At Pardot we debated internally whether or not we should offer professional services to our customers. Our services team did an amazing job with implementations and onboarding while our customer success team regularly checked-in with customers to proactively help. Only, customers would ask for more services like custom work with email templates, inbox deliverability, landing pages, and nurture programs. Our recommendation: work with an agency partner.
In hindsight, we missed out on an opportunity. Startups should have a professional services strategy. Here’s why:
- Stronger Relationships – Professional services are a great way to build stronger relationships with the customer as it requires more one-on-one time and a deeper understanding of their business.
- Additional Revenue – Professional services result in a new revenue stream. While not as high margin as SaaS, professional services often has strong margins, especially when done as a true add-on (some services are a loss leader to make a product sale). One key point: services revenue shouldn’t be more than 20% of total revenue otherwise the company doesn’t look like a true SaaS business.
- Product Ideas – Professional services becomes a day-to-day user of the product resulting in more product ideas and use cases. This internal team acts as a new customer voice.
Entrepreneurs would do well to develop a professional services strategy for their company, especially when there’s enough scale and existing customer demand to make it worthwhile.
What else? What are some more thoughts on professional services in a startup?
3 thoughts on “Professional Services in a Startup”
Thanks David.

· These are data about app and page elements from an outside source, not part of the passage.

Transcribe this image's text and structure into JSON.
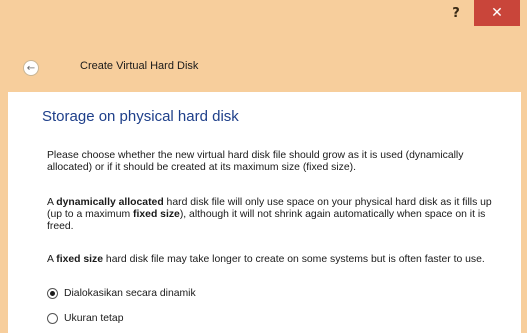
{
  "titlebar": {
    "help_label": "?",
    "close_label": "✕"
  },
  "header": {
    "back_icon": "←",
    "title": "Create Virtual Hard Disk"
  },
  "main": {
    "section_title": "Storage on physical hard disk",
    "para1": "Please choose whether the new virtual hard disk file should grow as it is used (dynamically allocated) or if it should be created at its maximum size (fixed size).",
    "para2": {
      "prefix": "A ",
      "bold1": "dynamically allocated",
      "mid": " hard disk file will only use space on your physical hard disk as it fills up (up to a maximum ",
      "bold2": "fixed size",
      "suffix": "), although it will not shrink again automatically when space on it is freed."
    },
    "para3": {
      "prefix": "A ",
      "bold1": "fixed size",
      "suffix": " hard disk file may take longer to create on some systems but is often faster to use."
    },
    "options": [
      {
        "label": "Dialokasikan secara dinamik",
        "selected": true
      },
      {
        "label": "Ukuran tetap",
        "selected": false
      }
    ]
  },
  "colors": {
    "frame": "#f7ce9c",
    "close": "#c9453a",
    "title_text": "#1e3f8a"
  }
}
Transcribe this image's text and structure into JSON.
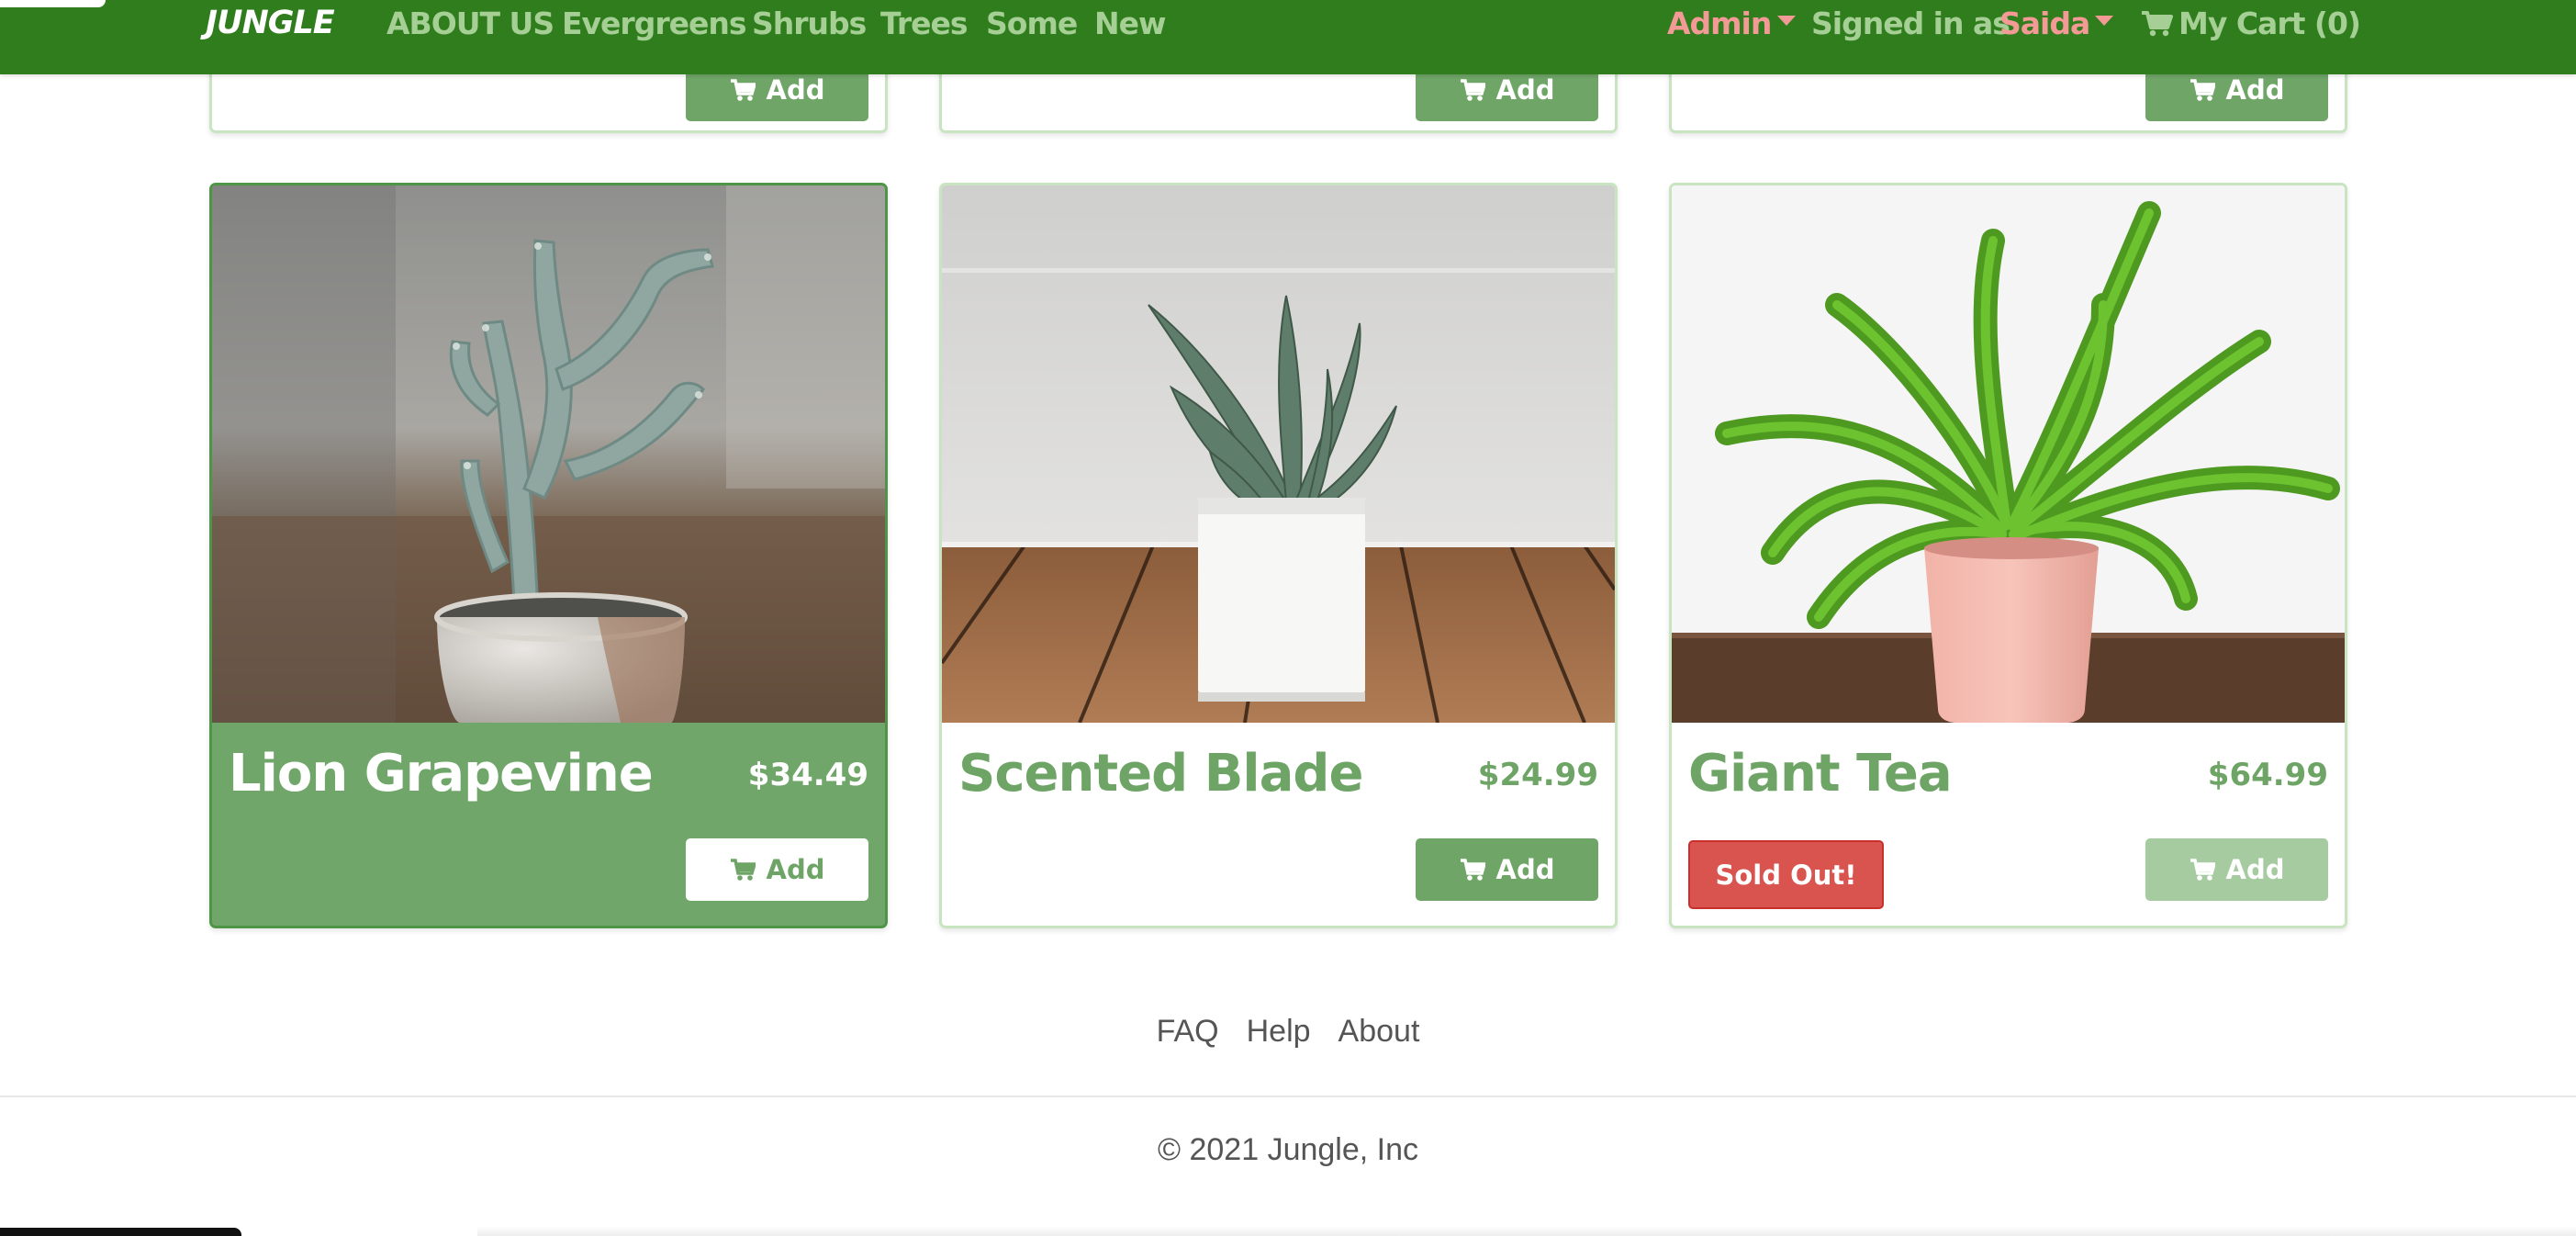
{
  "nav": {
    "brand": "JUNGLE",
    "links": [
      "ABOUT US",
      "Evergreens",
      "Shrubs",
      "Trees",
      "Some",
      "New"
    ],
    "admin": "Admin",
    "signed_in_prefix": "Signed in as",
    "user": "Saida",
    "cart": "My Cart (0)"
  },
  "top_row": {
    "add_label": "Add"
  },
  "products": [
    {
      "name": "Lion Grapevine",
      "price": "$34.49",
      "add_label": "Add"
    },
    {
      "name": "Scented Blade",
      "price": "$24.99",
      "add_label": "Add"
    },
    {
      "name": "Giant Tea",
      "price": "$64.99",
      "add_label": "Add",
      "sold_out": "Sold Out!"
    }
  ],
  "footer": {
    "links": [
      "FAQ",
      "Help",
      "About"
    ],
    "copyright": "© 2021 Jungle, Inc"
  },
  "colors": {
    "navbar": "#2f7d1c",
    "nav_link": "#a6cf96",
    "accent_pink": "#f49a96",
    "card_green": "#71a66b",
    "button_green": "#6fa567",
    "sold_out_red": "#d9534f"
  },
  "icons": [
    "cart-icon",
    "caret-down-icon"
  ]
}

Another succinct, excellent example of your daily posts that are consistently valuable and helpful for early or late stage start-ups and more.
Business owners should pay close attention to your comment about not letting services revenue be greater than 20%. If you intend to sell your company, buyers will pay a dramatically higher multiple on your recurring revenue than your non-recurring services revenue. You will get little credit for your services revenue. Business owners should be to optimize your recurring revenue, not the non-recurring revenue.
Exit Planning Strategist
Great article David, and something that doesn’t seem to get coverage very often. Professional services as a SaaS startup is a mixed bag. Despite all revenue being good revenue, professional services can affect your valuation and prospective investor profile. SaaS valuation ratio is much higher than for professional services, like five times (or more) higher. Also VCs aren’t looking for professional service companies, that is more of a thing for PE firms.
There are also two main forms of professional services, implementation/integration and customization. The implementation may be necessary to close a great deal. Customization can serve as a way to have a customer cover the cost of developing a new feature. The feature can then be pulled into the core product and benefit all of your customers.
Lastly you have to guard your product development resources. Any time they spend on customizations or implementations is time not spent on building your core product. The short term revenue will mask this impact. Borrowing resources should be a conscious decision, acknowledging the impact.
CEO, Content Chord